A systematic review of the relationship between severe maternal morbidity and post-traumatic stress disorder
1 King’s College London, Florence Nightingale School of Nursing and Midwifery, James Clerk Maxwell Building, 57 Waterloo Road, London, SE1 8WA, UK
2 King’s College London, Division of Women’s Health, Women’s Health Academic Centre KHP, North Wing, St. Thomas' Hospital, 1 Westminster Bridge Road, London, SE1 7EH, UK
BMC Pregnancy and Childbirth 2012, 12:125 doi:10.1186/1471-2393-12-125Published: 10 November 2012
The incidence of severe maternal morbidity is increasing in high-income countries as a consequence, in part, of increased obstetric intervention and increasingly complex medical needs of women who become pregnant. Access to emergency obstetric care means that for the majority of women in these countries, an experience of severe maternal morbidity is unlikely to result in loss of life. However, little is known about the subsequent impact on postnatal psychological health resulting in an evidence gap to support provision of appropriate care for these women. There has recently been increasing recognition that childbirth can be a cause of post-traumatic stress disorder (PTSD). The combination of experiencing a life-threatening complication and its management may culminate in psychological trauma.
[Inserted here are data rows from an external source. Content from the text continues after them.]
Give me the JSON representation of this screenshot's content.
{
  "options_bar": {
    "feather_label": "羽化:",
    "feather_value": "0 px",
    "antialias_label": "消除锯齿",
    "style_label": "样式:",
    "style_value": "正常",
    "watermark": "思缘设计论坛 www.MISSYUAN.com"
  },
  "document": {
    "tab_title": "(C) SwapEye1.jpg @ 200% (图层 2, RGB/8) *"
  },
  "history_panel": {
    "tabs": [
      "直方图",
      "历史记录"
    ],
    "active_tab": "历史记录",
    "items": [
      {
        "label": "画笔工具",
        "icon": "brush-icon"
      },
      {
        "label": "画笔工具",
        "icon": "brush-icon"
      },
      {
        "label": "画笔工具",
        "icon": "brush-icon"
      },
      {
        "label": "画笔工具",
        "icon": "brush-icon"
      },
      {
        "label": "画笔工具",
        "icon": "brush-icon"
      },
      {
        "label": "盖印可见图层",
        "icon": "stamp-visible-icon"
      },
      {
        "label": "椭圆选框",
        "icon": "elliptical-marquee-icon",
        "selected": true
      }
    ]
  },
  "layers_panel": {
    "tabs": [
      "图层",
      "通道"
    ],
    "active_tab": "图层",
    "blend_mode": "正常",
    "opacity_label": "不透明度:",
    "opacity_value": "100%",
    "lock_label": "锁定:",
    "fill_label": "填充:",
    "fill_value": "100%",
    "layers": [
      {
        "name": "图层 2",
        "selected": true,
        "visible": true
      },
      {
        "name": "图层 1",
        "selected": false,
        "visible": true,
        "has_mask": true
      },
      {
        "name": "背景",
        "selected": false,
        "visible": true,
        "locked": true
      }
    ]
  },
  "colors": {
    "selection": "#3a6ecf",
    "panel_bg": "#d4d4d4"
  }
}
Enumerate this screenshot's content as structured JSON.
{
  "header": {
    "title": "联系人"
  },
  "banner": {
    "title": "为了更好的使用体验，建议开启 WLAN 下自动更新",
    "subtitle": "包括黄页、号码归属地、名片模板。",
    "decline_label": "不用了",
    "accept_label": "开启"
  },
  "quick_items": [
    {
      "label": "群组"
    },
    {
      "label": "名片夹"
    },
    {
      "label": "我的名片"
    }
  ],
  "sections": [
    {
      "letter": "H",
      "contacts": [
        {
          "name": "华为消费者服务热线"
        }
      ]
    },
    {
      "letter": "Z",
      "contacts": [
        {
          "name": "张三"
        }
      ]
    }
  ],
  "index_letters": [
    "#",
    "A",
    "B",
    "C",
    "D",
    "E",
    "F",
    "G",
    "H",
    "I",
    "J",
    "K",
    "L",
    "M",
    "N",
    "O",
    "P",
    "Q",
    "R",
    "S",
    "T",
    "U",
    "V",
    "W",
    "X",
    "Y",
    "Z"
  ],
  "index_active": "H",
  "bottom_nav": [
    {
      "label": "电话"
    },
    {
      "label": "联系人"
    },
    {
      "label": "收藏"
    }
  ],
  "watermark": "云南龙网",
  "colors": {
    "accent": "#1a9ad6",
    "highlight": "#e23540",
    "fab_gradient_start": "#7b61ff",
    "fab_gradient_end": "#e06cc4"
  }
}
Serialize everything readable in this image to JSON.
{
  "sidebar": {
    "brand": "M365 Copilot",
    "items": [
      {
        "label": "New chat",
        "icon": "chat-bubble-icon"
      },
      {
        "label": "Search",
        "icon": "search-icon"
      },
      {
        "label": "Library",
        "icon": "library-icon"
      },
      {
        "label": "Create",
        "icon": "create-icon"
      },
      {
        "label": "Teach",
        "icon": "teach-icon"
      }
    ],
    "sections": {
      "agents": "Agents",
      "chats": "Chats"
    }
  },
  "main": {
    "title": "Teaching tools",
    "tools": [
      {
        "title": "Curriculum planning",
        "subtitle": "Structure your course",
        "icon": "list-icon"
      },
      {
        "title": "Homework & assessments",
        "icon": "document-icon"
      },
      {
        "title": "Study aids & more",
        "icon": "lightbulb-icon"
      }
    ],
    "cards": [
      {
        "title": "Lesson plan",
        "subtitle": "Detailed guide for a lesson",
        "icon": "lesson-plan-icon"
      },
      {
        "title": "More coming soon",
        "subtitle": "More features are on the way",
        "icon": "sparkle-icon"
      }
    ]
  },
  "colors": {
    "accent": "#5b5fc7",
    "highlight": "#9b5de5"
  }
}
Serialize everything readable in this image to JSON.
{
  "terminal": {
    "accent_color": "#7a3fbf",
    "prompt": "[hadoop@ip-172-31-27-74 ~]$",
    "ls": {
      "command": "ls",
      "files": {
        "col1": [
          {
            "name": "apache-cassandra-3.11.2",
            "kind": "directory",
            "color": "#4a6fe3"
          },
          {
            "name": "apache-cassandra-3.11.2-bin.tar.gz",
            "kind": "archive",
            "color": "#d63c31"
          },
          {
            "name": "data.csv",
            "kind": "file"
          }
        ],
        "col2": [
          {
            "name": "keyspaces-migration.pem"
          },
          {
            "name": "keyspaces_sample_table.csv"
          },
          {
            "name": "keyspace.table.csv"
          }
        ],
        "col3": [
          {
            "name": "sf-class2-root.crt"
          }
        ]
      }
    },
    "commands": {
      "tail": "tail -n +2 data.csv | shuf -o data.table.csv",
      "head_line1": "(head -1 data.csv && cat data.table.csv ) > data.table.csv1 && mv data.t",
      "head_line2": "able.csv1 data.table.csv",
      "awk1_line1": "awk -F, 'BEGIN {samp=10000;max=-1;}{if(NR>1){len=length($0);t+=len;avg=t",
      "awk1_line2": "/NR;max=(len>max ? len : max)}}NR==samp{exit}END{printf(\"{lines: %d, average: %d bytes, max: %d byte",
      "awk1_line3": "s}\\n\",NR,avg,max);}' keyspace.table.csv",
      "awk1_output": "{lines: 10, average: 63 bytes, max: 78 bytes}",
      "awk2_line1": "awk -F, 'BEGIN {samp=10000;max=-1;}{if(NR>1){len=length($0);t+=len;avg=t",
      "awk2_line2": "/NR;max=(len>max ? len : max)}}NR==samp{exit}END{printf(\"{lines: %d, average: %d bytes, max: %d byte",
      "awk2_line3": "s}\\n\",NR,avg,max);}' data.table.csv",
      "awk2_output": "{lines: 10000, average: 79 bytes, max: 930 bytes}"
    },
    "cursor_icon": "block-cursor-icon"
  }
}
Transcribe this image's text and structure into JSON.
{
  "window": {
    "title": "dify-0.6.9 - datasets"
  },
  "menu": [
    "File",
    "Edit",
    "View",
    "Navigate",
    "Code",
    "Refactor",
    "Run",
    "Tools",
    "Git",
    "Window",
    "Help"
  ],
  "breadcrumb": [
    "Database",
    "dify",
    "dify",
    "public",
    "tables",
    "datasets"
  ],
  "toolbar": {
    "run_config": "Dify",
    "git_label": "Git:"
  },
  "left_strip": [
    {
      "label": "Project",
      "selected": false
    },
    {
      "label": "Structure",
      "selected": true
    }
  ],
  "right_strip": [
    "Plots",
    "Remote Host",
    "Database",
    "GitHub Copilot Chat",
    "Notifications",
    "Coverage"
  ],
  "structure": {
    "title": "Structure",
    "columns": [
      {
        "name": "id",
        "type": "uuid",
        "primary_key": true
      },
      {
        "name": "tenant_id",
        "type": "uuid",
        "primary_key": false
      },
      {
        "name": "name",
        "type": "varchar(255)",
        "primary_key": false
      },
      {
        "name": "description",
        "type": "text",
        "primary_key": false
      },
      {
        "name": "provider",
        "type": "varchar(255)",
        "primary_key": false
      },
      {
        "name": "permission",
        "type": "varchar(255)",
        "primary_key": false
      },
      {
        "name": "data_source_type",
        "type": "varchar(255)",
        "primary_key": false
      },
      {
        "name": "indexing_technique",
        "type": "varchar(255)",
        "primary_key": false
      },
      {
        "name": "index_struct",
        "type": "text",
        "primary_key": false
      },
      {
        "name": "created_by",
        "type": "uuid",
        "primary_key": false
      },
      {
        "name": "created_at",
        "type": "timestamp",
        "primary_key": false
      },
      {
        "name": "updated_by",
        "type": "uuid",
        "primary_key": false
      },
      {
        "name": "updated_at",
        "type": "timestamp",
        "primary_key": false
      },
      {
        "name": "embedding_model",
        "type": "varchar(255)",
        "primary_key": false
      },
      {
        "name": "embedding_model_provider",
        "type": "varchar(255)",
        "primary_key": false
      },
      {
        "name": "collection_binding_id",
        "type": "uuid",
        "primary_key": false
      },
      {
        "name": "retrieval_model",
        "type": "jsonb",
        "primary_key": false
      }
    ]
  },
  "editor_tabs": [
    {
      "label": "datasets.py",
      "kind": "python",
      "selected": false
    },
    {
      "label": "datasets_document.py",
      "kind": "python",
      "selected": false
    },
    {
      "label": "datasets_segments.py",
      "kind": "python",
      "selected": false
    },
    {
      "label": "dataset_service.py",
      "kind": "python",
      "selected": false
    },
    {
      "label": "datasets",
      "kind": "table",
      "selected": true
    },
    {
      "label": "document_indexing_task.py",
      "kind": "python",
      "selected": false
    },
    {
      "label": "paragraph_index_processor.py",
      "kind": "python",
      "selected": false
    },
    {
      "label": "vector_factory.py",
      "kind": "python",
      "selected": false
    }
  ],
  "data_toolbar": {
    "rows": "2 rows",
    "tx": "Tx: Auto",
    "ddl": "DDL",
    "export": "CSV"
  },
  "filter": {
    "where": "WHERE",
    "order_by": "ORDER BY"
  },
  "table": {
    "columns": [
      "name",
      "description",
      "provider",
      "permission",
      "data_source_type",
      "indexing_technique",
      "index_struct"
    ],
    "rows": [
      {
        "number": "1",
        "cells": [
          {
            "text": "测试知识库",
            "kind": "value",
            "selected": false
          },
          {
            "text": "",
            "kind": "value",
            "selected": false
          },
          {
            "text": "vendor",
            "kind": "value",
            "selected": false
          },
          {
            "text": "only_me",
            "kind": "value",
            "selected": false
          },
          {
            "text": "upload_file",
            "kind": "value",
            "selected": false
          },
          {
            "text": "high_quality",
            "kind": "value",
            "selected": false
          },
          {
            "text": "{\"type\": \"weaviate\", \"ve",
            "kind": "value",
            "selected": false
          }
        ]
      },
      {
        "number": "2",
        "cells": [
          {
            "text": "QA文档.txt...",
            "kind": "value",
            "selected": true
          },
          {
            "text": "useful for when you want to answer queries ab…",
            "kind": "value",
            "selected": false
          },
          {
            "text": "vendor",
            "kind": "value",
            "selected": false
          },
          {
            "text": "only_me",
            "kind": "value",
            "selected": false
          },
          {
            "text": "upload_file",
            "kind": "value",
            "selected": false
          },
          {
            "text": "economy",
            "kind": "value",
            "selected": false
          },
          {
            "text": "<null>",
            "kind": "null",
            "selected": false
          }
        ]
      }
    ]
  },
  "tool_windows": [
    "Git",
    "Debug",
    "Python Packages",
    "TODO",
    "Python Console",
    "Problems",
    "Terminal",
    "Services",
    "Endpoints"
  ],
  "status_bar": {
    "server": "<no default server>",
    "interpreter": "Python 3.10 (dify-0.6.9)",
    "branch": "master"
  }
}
This systematic review examined the association between women’s experience of severe maternal morbidity during labour, at the time of giving birth or within the first week following birth, and PTSD and its symptoms.
Relevant literature was identified through multiple databases, including MEDLINE, PsycINFO, EMBASE, CINAHL, British Nursing Index, Web of Science, Cochrane library and the British Library, using predetermined search strategies. The search terms included "post-traumatic stress disorder", "PTSD", "stress disorders, post-traumatic", "maternal morbidity", “pregnancy complications” “puerperal disorders”, "obstetric labo(u)r complication", "postpartum h(a)emorrhage", "eclampsia”. Studies identified were categorised according to pre-defined inclusion and exclusion criteria. The quality of included studies was assessed using the relevant CASP appraisal tools.
Eleven primary studies met review criteria. Evidence of a relationship between severe maternal morbidity and PTSD/PTSD symptoms was inconsistent and findings varied between studies. Nevertheless, there is some evidence that severe pre-eclampsia is a risk factor for PTSD and its symptoms, an association possibly mediated by other factors such as fetal/neonatal condition.
Despite the absence of robust evidence regarding the relationship between severe maternal morbidity and PTSD/PTSD symptoms, it is crucially important that clinicians and policy makers are aware of a potential higher risk of PTSD among women who experience severe morbidity. Further studies are now needed to confirm this risk as well as to understand underlying mechanisms in order to minimise the longer term psychiatric impact of severe maternal morbidity.